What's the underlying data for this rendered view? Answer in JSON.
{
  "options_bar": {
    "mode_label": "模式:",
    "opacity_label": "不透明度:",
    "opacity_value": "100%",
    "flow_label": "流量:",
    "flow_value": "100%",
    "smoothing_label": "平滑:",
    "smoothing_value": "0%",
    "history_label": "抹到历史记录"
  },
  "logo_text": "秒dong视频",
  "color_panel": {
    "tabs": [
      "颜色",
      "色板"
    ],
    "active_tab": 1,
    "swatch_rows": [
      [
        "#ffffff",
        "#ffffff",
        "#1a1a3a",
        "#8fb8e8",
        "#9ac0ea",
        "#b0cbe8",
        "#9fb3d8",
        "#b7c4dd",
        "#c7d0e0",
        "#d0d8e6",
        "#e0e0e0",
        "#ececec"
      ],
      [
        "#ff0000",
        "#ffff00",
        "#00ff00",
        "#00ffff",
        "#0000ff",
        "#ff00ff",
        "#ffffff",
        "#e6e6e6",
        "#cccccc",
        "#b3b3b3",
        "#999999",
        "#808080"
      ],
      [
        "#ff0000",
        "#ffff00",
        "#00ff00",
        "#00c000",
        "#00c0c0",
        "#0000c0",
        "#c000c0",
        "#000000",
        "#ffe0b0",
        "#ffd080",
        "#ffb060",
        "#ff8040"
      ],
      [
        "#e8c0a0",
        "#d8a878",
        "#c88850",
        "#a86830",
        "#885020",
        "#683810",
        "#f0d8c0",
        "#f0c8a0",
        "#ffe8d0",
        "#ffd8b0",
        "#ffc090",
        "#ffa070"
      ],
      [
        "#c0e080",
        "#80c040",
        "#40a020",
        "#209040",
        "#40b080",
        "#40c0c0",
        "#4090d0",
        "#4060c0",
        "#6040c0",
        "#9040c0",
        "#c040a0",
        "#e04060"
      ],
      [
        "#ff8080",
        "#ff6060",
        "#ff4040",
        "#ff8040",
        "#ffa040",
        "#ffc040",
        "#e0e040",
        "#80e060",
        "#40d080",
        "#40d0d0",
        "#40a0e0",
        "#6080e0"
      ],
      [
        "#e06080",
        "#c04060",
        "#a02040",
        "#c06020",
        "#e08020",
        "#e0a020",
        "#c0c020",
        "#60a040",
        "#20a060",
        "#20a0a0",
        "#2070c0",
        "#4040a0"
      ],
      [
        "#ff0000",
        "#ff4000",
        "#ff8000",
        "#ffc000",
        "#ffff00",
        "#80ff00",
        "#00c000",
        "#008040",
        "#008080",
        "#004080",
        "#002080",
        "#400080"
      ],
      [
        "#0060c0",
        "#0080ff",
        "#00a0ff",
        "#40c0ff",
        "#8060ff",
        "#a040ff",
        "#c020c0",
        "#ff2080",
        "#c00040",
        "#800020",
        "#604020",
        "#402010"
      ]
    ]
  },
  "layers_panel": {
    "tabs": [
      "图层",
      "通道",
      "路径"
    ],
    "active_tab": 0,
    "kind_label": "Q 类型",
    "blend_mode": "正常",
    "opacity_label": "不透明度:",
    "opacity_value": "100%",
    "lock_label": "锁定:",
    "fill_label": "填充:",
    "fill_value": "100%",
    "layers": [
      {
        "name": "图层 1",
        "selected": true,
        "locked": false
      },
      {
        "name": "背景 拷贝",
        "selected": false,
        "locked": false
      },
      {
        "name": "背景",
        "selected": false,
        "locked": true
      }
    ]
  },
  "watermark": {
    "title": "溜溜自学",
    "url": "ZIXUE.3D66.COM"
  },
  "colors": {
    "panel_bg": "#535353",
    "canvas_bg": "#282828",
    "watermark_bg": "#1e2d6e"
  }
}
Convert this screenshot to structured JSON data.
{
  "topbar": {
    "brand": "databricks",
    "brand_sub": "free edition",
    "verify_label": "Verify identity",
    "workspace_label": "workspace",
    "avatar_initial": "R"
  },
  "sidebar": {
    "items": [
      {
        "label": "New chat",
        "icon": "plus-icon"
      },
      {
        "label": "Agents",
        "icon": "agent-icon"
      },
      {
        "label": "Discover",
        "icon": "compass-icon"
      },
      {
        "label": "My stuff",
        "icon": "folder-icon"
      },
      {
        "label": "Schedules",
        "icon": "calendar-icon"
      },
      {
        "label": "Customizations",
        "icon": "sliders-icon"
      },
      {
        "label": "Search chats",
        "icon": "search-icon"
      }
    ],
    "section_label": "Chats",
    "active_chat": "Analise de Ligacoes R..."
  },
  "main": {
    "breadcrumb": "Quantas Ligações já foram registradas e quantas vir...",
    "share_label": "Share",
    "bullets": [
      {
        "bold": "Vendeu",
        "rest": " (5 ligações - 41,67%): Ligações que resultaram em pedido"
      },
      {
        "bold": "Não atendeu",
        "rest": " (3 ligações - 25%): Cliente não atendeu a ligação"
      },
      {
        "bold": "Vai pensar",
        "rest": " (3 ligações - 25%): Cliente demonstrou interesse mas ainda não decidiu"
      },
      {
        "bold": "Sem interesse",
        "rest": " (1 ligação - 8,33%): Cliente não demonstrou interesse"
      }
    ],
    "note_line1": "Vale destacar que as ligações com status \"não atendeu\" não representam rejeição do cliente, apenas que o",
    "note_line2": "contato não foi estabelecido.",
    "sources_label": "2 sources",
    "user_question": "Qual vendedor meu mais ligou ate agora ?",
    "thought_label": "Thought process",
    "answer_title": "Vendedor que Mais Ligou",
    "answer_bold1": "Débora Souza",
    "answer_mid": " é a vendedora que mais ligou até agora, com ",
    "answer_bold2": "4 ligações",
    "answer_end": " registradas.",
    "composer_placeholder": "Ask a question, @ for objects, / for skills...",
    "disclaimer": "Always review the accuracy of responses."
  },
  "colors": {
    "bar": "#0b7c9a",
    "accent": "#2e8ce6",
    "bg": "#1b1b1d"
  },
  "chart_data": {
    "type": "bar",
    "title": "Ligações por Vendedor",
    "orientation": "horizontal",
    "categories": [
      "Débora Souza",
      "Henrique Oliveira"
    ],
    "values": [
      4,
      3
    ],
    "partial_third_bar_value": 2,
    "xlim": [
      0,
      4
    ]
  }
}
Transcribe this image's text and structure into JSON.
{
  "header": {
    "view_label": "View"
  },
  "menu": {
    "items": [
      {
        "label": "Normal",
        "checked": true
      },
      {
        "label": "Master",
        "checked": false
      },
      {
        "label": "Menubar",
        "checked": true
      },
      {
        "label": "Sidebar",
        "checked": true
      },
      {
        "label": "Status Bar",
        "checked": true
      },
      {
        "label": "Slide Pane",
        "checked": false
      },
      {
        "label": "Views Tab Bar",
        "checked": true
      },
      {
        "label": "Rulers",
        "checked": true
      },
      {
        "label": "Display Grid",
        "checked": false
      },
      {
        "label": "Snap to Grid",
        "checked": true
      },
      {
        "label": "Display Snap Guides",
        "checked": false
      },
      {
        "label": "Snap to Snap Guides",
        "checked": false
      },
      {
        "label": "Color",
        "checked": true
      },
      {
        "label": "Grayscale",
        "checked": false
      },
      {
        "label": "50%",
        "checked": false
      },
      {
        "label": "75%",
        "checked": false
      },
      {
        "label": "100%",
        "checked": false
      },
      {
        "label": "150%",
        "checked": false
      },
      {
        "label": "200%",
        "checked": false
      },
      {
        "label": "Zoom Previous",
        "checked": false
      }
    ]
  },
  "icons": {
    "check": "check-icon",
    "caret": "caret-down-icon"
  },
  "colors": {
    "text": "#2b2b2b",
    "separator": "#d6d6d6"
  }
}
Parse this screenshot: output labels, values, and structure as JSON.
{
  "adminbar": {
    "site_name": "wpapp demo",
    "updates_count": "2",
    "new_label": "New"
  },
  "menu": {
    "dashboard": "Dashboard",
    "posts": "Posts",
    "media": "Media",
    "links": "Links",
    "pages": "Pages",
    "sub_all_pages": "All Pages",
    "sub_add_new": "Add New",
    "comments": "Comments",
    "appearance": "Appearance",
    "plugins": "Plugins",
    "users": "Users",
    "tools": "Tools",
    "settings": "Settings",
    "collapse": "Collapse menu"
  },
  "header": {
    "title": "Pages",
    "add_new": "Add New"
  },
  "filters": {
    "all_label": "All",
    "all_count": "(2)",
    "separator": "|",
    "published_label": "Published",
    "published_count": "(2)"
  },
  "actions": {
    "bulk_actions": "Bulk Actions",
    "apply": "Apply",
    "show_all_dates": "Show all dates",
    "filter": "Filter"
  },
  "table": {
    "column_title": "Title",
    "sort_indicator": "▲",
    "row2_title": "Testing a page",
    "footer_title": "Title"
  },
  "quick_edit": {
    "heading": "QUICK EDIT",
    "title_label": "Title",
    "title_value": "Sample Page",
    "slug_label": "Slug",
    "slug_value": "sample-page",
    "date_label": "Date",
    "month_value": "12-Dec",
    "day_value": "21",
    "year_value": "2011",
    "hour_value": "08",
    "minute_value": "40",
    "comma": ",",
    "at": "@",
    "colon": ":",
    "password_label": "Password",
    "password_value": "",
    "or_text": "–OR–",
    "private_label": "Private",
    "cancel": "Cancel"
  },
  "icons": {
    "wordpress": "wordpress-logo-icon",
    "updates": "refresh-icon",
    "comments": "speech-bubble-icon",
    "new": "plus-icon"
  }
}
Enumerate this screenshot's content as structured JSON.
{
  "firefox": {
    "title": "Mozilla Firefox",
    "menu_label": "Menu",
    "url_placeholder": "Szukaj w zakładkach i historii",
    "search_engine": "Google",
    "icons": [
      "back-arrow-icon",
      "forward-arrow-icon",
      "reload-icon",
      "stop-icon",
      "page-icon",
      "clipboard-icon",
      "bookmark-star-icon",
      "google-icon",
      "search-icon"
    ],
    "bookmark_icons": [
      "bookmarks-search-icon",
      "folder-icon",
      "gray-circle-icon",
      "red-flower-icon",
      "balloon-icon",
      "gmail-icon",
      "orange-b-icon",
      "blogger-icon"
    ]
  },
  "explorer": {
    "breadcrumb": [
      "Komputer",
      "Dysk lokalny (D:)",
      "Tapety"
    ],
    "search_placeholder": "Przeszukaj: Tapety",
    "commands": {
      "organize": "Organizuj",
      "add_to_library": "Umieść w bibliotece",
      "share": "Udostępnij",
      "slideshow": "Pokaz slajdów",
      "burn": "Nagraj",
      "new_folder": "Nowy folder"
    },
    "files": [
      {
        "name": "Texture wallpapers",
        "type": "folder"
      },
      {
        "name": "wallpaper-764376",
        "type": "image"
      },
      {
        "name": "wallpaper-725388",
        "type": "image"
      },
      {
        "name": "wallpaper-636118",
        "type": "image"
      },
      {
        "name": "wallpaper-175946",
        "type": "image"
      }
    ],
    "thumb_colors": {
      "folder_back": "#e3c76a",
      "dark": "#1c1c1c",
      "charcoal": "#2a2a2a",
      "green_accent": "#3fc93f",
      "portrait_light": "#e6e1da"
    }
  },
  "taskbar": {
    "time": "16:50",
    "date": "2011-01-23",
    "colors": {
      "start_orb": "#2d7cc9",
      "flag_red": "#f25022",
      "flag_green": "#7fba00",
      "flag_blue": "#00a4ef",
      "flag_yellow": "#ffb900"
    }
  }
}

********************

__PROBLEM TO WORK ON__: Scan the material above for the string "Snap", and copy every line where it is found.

__RESPONSE BOX__:
        "label": "Snap to Grid",
        "label": "Display Snap Guides",
        "label": "Snap to Snap Guides",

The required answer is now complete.